## [YOUR INSTRUCTIONS]
In the entries below, find each line bearing the string "Delay" and copy it.
★ ★ ★
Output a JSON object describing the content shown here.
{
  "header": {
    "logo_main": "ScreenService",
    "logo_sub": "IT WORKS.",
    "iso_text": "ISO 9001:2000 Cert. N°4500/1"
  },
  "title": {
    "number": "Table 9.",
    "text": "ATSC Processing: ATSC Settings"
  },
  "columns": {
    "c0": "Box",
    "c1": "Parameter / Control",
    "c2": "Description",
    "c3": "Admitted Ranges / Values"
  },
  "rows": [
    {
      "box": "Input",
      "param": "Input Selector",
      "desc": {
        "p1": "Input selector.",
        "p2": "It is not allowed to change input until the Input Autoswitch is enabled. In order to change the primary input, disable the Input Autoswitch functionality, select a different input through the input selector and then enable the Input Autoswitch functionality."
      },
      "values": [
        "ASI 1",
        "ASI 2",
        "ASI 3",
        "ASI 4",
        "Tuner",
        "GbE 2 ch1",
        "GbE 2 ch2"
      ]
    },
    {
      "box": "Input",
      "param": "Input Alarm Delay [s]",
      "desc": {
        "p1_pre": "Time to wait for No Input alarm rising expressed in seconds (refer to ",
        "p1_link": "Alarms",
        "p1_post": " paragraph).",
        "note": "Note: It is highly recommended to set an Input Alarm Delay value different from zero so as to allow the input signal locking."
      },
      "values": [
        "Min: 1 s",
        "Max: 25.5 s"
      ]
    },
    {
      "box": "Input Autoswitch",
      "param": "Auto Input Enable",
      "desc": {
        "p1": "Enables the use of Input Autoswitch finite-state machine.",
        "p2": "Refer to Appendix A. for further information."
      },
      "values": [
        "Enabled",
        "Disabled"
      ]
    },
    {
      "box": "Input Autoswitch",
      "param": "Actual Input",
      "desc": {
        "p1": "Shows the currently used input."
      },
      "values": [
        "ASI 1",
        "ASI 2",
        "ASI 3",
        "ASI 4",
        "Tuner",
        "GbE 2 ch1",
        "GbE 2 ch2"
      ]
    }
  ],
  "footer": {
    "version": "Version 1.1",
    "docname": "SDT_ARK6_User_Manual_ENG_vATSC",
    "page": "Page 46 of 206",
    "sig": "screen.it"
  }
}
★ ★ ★
## [WRITTEN SOLUTION]
      "param": "Input Alarm Delay [s]",
        "note": "Note: It is highly recommended to set an Input Alarm Delay value different from zero so as to allow the input signal locking."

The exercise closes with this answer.